By Neil B. McGahee

Managing Editor

Following the Christmas holiday, the anticipated surge of COVID-19 patients, especially those infected with the Omicron variant, began coming to the hospital. But while most of the nations larger hospitals weren’t ready for the incoming patients, Crisp Regional Hospital admitted five patients — only one had been vaccinated

“What you are seeing is another big surge that is larger than the previous one,” said April Dukes, Chief Nursing Officer at Crisp Regional Hospital. “The big difference is the Omicron variant is highly, highly contagious. It seems to spread much easier but it’s not easily being translated into people being admitted to the hospital. We are also seeing a lot of young patients testing positive.

Dukes said the big surge is still coming

“I have been following our activity closely just to keep my finger on our activity. Crisp, Dooly and Wilcox counties are all in the yellow zone now, but we know what’s coming with the Omicron variant.”

Dukes said they have no way of knowing which variant the patient has contracted because the Centers for Disease Control only reveal either positive or negative results.
Viruses constantly change through mutation and sometimes the mutations result in a new variant of the virus. Some variants emerge and disappear while others like the Delta and Omicron variants persist. Since the pandemic began, the tri-counties have seen 6,278 patients admitted to hospitals and 243 deaths. In the last two weeks, nineteen have died.
The Intensive care units across Georgia are overflowing with critically ill COVID-19 patients, creating the latest crisis for hospitals trying to handle a fast-moving surge that hasn’t yet reached its peak. By last Wednesday, more than 90 percent of ICU beds were in use throughout the state.

“The last couple of days, we had very high volumes coming into our walk-in clinics and our Urgent Care and the E.R,” Dukes said. “Wait times have gotten longer and that translates into an overwhelmed staff. “

Dukes said they currently have a decent supply of testing kits, but at the rate they are being used, the supply will soon be depleted.

“We are reaching out to the federal government for help, she said”

Dukes said she thinks the worst is yet to come.

“Typically after you are exposed, it takes about three days for the symptoms to appear,” she said. “We began to see people come in about three days after the Christmas season with all the parties and the same thing will result from the New Years celebrations.”
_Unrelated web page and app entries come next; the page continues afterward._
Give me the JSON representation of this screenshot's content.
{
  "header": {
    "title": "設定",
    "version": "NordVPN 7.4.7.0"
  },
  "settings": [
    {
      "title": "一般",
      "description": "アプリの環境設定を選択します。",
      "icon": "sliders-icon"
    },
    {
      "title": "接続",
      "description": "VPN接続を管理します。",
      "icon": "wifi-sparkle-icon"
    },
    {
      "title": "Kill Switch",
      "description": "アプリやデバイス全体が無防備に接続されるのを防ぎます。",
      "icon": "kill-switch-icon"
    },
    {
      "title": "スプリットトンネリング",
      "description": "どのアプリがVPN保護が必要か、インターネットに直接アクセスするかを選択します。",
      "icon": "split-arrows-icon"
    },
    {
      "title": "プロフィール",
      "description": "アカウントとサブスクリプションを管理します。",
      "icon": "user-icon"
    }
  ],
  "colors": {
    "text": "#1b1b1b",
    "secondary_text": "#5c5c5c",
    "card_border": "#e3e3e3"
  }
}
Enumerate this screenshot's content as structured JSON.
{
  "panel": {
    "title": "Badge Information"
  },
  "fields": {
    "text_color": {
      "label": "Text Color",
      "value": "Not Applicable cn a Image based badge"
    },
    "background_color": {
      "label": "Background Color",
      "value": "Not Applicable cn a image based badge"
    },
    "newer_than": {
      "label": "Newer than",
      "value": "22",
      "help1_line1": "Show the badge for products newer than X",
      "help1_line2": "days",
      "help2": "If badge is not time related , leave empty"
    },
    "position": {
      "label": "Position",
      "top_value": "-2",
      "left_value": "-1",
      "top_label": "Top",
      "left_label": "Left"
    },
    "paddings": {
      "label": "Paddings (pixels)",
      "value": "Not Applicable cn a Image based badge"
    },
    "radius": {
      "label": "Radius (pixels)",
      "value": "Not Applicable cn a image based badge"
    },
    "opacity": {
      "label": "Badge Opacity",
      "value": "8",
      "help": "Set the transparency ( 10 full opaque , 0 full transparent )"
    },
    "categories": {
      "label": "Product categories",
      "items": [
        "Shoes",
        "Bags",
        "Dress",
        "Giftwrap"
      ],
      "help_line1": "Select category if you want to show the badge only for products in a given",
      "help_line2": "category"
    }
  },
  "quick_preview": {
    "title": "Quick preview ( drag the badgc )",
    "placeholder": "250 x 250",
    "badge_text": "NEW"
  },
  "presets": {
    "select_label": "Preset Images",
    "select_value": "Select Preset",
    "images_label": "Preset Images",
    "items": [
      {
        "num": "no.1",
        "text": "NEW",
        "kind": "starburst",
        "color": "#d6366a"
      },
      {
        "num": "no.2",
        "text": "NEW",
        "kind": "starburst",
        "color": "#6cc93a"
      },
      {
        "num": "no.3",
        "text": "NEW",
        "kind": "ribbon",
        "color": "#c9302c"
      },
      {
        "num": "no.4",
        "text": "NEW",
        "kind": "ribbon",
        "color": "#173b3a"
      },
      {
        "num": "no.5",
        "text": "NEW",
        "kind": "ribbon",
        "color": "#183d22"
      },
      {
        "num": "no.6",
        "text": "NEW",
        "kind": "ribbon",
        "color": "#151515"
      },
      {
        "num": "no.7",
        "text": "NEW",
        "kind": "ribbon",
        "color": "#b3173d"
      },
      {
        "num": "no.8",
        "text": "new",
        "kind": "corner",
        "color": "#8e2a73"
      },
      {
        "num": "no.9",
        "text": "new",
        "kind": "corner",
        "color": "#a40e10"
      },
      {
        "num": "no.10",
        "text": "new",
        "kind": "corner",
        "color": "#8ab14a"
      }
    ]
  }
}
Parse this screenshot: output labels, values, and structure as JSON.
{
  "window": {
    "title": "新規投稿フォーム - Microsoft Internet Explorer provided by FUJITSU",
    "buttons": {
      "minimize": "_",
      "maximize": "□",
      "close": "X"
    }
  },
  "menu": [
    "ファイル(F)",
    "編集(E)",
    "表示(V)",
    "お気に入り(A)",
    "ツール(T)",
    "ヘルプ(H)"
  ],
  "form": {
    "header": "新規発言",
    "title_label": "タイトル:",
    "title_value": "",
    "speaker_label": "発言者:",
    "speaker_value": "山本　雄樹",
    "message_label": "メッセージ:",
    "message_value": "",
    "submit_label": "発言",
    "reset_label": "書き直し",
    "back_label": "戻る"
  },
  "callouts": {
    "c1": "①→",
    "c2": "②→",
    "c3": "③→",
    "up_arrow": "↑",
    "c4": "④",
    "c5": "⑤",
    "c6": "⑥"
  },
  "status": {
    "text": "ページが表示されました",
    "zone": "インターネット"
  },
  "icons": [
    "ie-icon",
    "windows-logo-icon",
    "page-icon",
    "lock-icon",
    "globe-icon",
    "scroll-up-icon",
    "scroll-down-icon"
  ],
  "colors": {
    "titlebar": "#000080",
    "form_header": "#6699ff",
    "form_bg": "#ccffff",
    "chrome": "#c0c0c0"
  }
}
“We meet every morning in a safety huddle — all the key directors from the hospital as well as the nursing homes. We assess our resources — how many available beds do we have; how many M-95 masks; how many gowns; how many test kits do we have. How many of our staff is positive. We are trying to stay ahead and be prepared.”